Under the current system, if you use any third-party services to process personal data, outside of what’s covered by the WordPress Data Handling tools, you’ll need to apply some manual effort in identifying, exporting from relevant databases and making the data available, or erasing the data if so requested by the user. Generally, you’ll have an average of one month to comply (with some exceptions).
Take note that if fulfilling an access request, the data will need to be provided to the user in a common and easy to access format (e.g. a spreadsheet).
Additionally if fulfilling an erasure request, it’s useful to preemptively inform the user that fully erasing their data will mean that your systems will no longer recognize them as a user (unless they somehow again add their data to your systems) and therefore you will be unable to fulfill any requests regarding that data subsequent to its deletion.
For more information on these WordPress features, read the Privacy section of the WordPress Plugin Handbook here.
These newest additions by WordPress indicate an acknowledgment of the importance of compliance and a willingness by the company to assist their users in meeting requirements. Ultimately, however, compliance is a custom venture and the responsibility (and liability) falls on you, the data controller, to properly assess your data processing activities and ensure that your systems and processes are compliant.
For this reason, based on our work surrounding the GDPR in the last few months, we’ve compiled the following list of GDPR related resources and articles to further help you with compliance.

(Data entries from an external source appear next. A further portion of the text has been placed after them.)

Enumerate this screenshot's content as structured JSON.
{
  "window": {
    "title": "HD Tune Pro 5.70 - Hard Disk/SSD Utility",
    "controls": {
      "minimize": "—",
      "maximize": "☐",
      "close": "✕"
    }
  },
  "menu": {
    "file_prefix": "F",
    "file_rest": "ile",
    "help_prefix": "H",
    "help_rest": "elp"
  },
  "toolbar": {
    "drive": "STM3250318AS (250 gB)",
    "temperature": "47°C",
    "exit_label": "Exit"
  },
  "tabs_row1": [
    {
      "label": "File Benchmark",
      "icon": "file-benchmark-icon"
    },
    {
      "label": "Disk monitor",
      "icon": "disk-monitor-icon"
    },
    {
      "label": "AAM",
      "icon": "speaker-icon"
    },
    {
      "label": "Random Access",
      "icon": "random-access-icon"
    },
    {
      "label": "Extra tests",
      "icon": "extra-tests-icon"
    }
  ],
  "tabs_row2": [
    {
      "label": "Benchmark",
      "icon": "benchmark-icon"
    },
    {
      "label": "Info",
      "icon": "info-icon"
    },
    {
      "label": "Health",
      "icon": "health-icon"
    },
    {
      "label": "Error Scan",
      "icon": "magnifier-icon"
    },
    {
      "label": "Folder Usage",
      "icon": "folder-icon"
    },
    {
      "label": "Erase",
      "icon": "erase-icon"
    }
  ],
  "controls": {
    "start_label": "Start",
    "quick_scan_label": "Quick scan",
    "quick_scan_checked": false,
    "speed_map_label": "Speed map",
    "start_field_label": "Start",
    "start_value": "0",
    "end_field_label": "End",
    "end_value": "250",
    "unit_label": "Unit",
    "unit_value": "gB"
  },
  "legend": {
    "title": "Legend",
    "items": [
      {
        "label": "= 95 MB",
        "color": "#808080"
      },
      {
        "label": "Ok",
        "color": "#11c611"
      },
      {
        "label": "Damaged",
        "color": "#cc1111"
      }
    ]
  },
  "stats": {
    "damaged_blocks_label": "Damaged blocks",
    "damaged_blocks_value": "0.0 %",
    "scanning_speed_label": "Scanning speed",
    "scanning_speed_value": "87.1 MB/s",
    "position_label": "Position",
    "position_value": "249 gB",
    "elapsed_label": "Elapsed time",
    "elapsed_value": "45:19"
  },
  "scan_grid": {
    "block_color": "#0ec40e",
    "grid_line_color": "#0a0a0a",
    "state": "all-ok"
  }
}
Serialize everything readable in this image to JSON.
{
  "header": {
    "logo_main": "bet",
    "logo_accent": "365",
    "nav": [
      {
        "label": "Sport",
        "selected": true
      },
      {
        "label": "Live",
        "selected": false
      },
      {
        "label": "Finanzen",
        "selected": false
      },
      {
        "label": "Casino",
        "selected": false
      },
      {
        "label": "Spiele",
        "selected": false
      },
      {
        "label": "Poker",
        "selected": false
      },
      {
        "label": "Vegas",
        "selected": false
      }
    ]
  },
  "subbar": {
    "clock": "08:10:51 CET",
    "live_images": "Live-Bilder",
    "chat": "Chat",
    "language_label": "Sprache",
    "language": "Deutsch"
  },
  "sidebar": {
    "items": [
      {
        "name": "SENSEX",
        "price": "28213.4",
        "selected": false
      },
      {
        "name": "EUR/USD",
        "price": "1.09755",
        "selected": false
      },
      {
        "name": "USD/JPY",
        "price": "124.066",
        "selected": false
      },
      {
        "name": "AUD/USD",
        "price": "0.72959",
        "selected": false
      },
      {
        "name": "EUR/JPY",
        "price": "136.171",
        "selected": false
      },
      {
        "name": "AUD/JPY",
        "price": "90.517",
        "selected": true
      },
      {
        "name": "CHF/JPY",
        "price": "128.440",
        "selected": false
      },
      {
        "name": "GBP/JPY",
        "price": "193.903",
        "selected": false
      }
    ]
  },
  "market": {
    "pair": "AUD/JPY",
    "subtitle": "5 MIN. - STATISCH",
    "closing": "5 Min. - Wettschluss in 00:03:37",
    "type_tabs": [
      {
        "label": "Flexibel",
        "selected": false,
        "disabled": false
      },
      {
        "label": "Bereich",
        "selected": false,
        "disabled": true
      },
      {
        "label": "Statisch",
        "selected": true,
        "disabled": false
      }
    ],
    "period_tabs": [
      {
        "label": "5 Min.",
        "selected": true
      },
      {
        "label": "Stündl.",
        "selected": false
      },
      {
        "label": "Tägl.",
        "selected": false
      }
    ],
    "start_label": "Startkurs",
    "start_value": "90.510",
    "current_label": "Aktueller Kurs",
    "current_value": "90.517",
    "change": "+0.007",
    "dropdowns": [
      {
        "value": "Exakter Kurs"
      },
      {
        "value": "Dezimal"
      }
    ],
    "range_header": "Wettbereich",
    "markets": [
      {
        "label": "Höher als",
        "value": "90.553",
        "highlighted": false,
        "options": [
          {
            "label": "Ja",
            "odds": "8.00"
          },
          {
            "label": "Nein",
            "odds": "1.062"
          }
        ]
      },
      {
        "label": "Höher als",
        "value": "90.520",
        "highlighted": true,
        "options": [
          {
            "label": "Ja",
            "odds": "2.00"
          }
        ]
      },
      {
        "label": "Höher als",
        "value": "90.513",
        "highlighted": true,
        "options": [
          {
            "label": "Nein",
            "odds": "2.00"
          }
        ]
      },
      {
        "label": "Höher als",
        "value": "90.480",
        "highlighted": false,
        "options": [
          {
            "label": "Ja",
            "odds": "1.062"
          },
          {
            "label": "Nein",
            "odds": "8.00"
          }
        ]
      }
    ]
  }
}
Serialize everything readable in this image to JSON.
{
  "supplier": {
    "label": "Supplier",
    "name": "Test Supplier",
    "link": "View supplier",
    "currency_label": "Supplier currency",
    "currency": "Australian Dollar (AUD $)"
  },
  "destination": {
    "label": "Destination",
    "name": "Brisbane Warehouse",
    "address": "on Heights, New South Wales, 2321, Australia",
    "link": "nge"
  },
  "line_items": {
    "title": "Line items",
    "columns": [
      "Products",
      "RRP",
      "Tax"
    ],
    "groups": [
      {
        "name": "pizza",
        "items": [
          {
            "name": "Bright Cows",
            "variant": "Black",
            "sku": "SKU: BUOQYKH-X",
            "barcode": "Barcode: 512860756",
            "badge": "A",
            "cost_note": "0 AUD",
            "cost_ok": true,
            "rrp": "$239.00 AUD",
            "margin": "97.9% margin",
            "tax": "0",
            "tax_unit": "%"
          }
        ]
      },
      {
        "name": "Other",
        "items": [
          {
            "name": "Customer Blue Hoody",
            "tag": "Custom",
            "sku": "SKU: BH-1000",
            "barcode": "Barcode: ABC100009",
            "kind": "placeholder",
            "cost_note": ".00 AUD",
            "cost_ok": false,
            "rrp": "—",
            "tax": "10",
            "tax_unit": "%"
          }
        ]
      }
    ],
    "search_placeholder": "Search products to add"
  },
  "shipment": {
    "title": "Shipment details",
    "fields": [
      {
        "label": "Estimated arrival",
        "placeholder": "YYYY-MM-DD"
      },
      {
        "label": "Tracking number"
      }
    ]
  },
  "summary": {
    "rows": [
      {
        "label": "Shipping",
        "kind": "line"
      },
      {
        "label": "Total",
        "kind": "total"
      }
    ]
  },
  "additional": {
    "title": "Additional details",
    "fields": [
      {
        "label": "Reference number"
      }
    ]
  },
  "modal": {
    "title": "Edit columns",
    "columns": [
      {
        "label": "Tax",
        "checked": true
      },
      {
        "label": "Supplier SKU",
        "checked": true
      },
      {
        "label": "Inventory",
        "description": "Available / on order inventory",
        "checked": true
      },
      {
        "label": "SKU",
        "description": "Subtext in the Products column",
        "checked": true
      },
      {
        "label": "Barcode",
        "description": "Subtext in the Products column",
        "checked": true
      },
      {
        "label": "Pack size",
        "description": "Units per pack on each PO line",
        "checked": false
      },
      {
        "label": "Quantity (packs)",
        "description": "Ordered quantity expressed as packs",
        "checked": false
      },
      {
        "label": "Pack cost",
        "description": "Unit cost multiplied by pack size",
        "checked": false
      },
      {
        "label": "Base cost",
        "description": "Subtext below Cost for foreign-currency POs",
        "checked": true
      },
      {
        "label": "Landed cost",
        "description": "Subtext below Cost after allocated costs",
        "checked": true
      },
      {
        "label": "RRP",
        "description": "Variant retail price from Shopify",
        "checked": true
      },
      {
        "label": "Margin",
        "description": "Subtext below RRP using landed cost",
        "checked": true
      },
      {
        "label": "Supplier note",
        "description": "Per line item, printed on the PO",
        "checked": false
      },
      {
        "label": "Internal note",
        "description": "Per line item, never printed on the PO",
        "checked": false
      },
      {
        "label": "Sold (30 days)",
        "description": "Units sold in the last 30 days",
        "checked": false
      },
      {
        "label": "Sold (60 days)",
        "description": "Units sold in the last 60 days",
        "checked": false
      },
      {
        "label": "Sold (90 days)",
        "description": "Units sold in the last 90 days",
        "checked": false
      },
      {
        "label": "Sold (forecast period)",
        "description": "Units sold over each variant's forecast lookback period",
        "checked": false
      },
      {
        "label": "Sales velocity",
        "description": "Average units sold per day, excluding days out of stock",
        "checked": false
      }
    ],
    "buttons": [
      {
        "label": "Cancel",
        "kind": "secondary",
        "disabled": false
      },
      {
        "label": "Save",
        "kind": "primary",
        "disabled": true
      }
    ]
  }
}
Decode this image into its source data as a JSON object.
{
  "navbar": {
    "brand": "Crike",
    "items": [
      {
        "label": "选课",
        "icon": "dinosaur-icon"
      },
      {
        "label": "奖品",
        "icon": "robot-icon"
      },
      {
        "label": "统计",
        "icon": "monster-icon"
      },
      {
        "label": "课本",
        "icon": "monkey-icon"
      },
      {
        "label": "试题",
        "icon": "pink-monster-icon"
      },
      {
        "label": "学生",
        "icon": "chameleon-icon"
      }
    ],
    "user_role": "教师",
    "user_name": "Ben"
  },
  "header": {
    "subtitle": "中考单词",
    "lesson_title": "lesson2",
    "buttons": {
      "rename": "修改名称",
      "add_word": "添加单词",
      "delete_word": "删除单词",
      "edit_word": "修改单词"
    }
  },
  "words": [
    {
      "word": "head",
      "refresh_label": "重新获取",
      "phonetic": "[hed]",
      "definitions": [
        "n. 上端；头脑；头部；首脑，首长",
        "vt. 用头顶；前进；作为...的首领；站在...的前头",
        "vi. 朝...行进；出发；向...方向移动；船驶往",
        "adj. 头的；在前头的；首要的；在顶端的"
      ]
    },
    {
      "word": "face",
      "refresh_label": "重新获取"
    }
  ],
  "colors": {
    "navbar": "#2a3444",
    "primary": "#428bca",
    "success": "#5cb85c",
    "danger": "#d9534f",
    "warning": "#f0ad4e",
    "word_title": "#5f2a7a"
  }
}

Did you know? The GDPR can apply to cookies, too. We have a plugin for that!